A vehicle that was once thought to be impossible is now quickly becoming the norm is some parts of the world. If you’re considering making the switch to an electric vehicle (EV) here are pros and cons that should be weighed before you go down to the dealership.
Cons of Owning an Electric Vehicle
There are a lot of upsides to owning an electric vehicle, but no vehicle is perfect. Automakers are significantly improving the technology year after year, but there are still a few downsides to EV ownership.
Increased Electricity Costs
The efficiency of EVs is measured by the number of kilowatt-hours needed to go 100 miles. While it is cheaper than a gallon of gas, charging an electric vehicle will increase your energy bills. An electricity comparison company like Alberta Energy can help you reduce your overall electric costs by providing rate comparisons for deregulated energy areas. The money you save with a lower cost per kilowatt-hour could negate the cost of charging up an electric vehicle.
Upfront Investment for At-Home Charging Equipment
Do you need a full-on charging station to power up your electric vehicle at home? No – but you do need to invest in some essential equipment. As noted by the Department of Energy, an AC Level 1 EVSE and nearby power outlet is all you need to charge up. If you want to charge an EV or plug-in hybrid electric vehicle (PHEV) even faster you’ll have to upgrade to an AC Level 2 charger. No matter what type of charging equipment is installed it must meet federal, state and local regulations.
We’re reaching the point where the first electric vehicles need their batteries replaced. It’s one thing that’s held drivers back from buying electric vehicles. Even though engineers have improved battery life and reduced replacement costs, a new battery will still cost thousands of dollars. Fortunately, Business Insider recently reported that manufacturers are on the cusp of creating much cheaper batteries, which will likely move this factor out of the con category. For example, GM batteries used to cost $400-500 per kilowatt-hour. Today the company’s lithium-ion battery is just $145 per kilowatt-hour.
Finding Power Stations Isn’t Always Easy

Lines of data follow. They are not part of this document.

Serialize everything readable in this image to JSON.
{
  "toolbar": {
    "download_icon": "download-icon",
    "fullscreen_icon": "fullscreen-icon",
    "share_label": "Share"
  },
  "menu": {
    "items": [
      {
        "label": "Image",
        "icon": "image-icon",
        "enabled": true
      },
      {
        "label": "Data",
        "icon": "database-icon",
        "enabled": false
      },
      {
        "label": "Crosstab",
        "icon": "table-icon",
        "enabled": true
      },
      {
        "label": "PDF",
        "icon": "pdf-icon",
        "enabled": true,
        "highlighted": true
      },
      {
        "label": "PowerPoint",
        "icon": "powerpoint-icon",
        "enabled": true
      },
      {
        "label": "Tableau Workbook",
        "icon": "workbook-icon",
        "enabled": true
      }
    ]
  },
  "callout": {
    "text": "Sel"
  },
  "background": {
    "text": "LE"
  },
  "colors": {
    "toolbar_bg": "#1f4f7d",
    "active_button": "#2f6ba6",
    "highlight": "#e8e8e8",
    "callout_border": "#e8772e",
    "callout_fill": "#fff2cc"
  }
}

Some cities like Austin, TX are heavily investing in public EV charging stations. However, Austin is the exception, not the rule right now. Many local municipalities and states have plans to increase the number of EV charging options, but that is still years away.
More Difficult to Plan Long-Distance Trips
Because of the limited charging stations, taking a seaside excursion or even a car ride to the next major city requires a lot more planning. You’ll need to power up before you leave and find a route with at least a few charging options along the way. If you own a Tesla you’re in luck. The company has strategically positioned its own charging stations so that their drivers are able to take a cross-country trip without gasoline.
Short Driving Range
Another thing that can make long-distance trips difficult is the short driving range of EVs. Most can only go up to 80 miles before they need to be recharged. Here again engineers are making huge improvements. The latest lineup of EVs can go up to 200 miles on a single charge. That’s exceptional right now, but soon it should become the norm.
Pros of Owning an Electric Vehicle
Now that you know the downsides, it’s time to consider the benefits of owning an electric vehicle.
You may spend a little more on electricity, but you’ll spend virtually nothing on gas. With prices hovering around $2.25+ a gallon you should see savings right from the start.
Electric vehicles don’t need oil to run smoothly, and there’s typically less wear and tear on the engine in general.
Better for the Environment
Early EV adopters were concerned more about their eco footprint than saving money on fuel. One undeniable benefit of electric vehicles is they are much cleaner than gas-guzzlers. If your electricity is produced by renewable resources, then your EV is even more eco-friendly.
Incentives and Rebates
When you go electric with your vehicle you can offset some of the cost with incentives and rebates. They vary depending on where you live, but all drivers can take advantage of federal tax breaks for electric vehicles. Depending on the model you buy you can get a tax credit of up to $7,500.